▶ [Your goal]:
Identify every line in the records below that contains the word "heading", and reproduce each one.

(Dataset excerpts)
::::

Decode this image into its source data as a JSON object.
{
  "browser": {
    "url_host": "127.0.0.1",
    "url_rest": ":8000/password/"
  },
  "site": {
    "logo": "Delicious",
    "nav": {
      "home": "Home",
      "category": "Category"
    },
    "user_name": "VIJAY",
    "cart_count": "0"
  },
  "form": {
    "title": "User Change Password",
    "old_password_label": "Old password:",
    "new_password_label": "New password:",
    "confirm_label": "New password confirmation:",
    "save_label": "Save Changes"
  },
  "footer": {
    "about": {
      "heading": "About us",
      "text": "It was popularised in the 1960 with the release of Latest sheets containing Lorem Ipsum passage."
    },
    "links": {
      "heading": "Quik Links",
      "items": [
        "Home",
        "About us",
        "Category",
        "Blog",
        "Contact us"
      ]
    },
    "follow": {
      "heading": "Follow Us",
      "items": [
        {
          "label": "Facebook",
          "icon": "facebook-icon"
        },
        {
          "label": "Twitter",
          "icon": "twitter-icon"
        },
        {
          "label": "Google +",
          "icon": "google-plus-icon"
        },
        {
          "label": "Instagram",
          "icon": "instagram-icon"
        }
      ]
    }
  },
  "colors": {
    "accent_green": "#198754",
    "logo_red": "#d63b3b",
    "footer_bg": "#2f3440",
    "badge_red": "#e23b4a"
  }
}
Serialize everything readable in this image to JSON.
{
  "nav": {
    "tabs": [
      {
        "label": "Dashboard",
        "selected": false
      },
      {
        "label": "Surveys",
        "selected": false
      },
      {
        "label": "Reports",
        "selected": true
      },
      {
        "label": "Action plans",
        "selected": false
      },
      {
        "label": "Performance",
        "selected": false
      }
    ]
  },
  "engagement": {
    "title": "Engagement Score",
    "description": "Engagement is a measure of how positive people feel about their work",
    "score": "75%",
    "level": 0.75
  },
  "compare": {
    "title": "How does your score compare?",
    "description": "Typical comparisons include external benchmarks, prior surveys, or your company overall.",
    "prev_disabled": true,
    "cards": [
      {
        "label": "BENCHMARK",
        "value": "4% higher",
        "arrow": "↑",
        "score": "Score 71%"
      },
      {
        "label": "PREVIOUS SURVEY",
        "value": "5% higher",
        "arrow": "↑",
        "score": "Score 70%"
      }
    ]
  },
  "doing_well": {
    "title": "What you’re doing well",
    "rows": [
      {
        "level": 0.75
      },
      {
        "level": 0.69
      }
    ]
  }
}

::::

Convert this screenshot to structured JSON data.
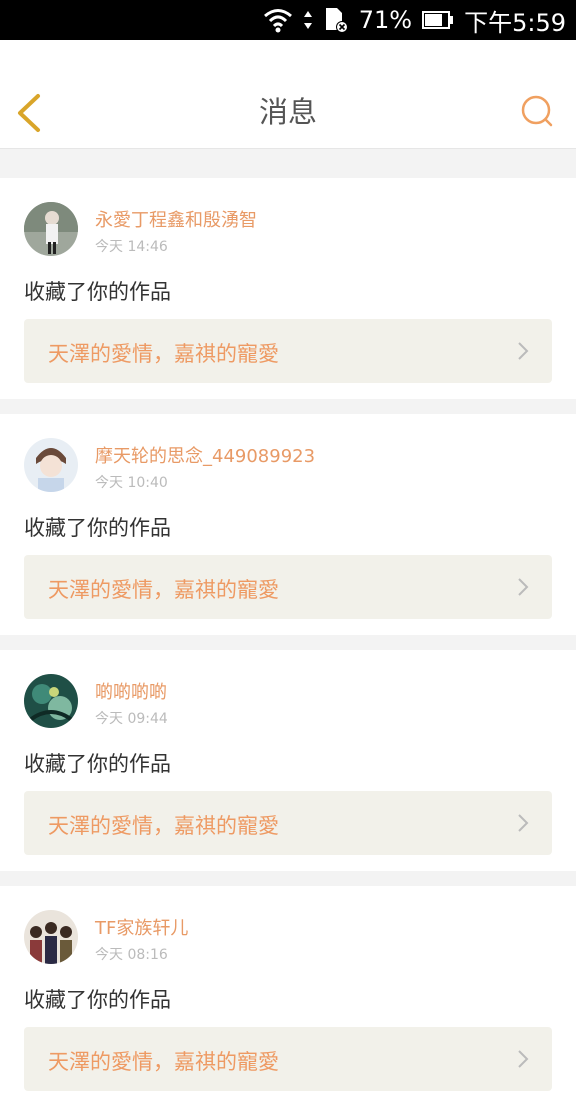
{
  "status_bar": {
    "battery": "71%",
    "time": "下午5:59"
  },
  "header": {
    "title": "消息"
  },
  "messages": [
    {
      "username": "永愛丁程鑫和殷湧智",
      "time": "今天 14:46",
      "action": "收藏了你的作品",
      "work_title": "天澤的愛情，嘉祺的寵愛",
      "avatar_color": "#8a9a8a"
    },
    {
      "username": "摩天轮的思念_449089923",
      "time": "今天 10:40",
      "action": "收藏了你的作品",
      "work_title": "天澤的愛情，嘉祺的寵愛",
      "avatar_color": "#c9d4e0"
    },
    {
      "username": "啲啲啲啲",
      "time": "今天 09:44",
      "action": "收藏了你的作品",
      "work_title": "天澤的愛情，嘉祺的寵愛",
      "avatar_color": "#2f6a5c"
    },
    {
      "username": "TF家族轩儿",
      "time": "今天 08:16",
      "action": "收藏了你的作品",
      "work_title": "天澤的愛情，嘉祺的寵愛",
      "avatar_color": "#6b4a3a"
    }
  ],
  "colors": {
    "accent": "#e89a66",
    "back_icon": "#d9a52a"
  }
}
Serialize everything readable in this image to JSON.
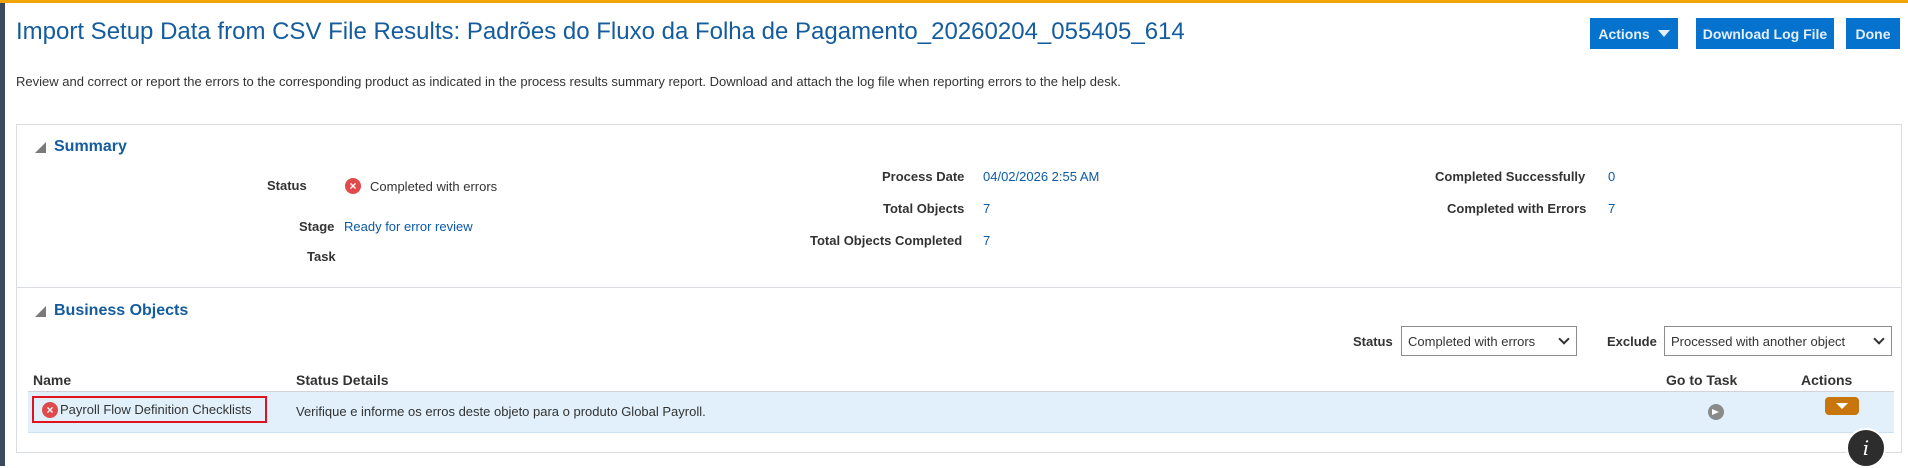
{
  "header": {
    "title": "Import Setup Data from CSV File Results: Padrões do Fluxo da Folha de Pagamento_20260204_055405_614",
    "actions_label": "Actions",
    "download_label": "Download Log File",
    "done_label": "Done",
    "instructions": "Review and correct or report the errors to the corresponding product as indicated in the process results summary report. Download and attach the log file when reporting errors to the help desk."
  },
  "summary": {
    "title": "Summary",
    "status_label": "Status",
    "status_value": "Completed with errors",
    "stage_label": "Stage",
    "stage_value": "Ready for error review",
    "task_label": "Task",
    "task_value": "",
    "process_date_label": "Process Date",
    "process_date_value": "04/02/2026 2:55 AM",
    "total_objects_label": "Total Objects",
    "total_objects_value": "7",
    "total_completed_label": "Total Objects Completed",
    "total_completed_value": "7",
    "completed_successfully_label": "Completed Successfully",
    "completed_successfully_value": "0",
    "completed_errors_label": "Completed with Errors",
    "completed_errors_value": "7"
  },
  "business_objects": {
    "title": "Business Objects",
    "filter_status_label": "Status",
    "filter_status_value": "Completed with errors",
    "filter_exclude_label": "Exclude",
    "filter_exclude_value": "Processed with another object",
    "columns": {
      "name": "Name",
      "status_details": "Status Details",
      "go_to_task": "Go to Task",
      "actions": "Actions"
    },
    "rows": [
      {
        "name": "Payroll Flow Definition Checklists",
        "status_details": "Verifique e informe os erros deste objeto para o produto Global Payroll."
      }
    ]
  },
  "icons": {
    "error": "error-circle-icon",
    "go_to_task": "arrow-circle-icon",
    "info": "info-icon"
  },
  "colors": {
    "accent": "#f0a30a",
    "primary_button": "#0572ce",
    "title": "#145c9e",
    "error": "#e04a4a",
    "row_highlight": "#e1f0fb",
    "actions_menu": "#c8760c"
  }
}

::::

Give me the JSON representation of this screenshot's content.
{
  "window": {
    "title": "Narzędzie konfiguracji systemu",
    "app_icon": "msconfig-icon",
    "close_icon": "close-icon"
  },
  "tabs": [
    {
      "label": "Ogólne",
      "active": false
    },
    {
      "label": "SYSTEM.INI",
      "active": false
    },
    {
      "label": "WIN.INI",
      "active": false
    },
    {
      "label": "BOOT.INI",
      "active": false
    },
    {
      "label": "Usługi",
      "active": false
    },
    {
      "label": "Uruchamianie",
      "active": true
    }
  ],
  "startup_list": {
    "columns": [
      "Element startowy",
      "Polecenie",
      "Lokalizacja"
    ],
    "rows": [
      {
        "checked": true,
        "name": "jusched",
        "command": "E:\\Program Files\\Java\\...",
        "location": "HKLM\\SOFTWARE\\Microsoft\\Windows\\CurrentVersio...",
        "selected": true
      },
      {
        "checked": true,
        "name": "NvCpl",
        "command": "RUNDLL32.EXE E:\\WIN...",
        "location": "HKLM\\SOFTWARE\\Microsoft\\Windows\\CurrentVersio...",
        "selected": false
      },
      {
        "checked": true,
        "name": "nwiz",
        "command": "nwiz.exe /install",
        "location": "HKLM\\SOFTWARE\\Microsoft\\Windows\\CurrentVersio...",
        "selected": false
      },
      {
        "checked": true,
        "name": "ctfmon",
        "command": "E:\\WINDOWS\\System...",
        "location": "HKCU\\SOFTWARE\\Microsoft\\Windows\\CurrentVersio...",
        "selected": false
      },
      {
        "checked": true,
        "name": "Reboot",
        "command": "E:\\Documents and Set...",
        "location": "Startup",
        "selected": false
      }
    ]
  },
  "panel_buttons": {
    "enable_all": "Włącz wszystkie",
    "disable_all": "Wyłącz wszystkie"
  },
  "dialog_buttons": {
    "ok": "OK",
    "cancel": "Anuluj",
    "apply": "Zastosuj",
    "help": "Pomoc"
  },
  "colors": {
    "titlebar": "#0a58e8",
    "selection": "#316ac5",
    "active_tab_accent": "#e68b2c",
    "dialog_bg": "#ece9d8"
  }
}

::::

▶ [Reply]:
      "heading": "About us",
      "heading": "Quik Links",
      "heading": "Follow Us",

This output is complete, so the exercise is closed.